◆ WHAT TO WORK ON
Pick out all lines of the entries that include the word "Citation" and copy them.

━━ DATA UNDER STUDY

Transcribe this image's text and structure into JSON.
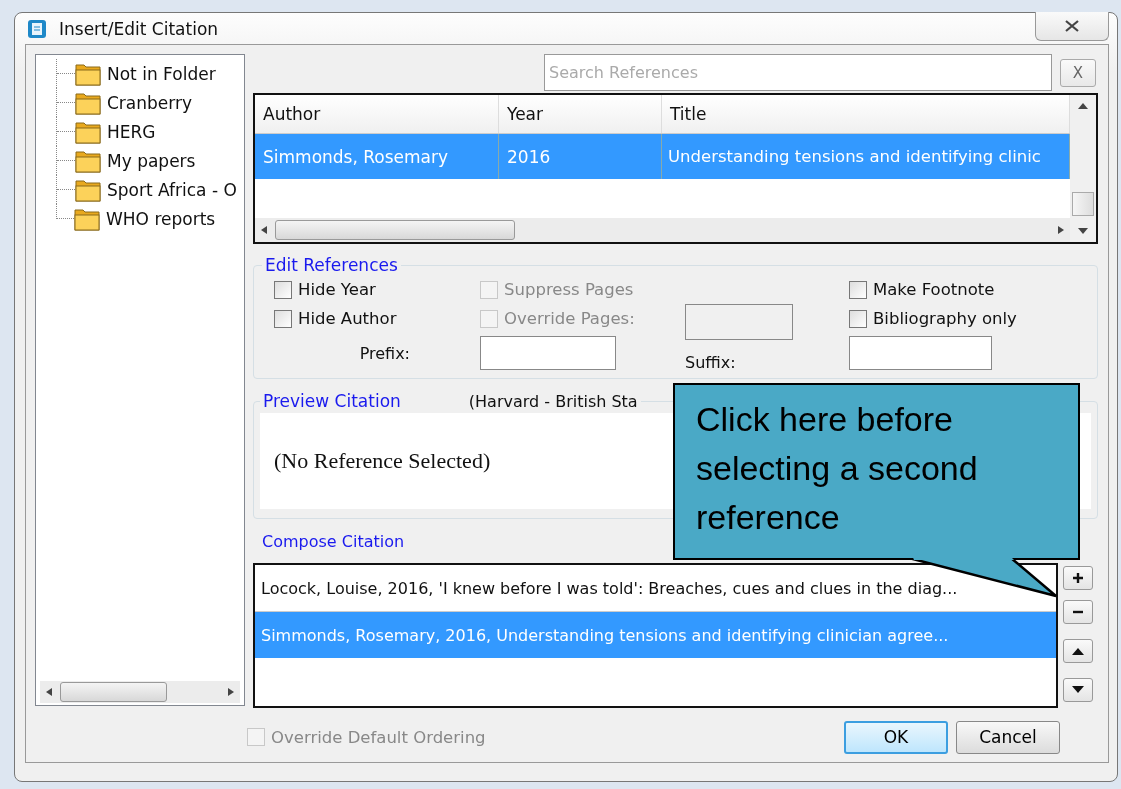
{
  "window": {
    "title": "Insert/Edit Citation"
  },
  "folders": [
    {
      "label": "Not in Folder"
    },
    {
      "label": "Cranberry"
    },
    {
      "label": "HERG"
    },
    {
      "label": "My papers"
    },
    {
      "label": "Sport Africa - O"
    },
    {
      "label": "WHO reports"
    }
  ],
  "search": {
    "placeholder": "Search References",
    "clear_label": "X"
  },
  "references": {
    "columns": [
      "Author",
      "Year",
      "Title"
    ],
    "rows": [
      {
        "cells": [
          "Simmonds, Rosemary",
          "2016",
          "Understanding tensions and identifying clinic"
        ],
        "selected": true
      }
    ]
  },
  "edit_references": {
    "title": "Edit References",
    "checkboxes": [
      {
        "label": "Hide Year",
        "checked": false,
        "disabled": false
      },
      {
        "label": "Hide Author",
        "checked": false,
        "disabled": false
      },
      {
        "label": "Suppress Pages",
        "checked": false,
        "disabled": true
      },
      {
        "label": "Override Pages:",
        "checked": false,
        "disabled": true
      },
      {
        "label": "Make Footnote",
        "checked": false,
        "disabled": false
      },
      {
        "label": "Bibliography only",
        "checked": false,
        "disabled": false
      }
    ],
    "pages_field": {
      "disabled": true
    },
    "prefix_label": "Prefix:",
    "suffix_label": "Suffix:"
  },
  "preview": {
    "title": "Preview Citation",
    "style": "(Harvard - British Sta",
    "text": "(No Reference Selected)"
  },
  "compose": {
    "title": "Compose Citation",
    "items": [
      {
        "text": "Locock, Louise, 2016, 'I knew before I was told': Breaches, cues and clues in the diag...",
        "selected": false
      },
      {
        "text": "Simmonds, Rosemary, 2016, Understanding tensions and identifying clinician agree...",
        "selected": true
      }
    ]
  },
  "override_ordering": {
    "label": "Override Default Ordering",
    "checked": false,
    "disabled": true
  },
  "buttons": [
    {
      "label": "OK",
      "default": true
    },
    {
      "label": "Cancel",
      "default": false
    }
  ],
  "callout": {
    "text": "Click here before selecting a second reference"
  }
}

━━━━

◆ ANSWER SPACE
    "title": "Insert/Edit Citation"
    "title": "Preview Citation",
    "title": "Compose Citation",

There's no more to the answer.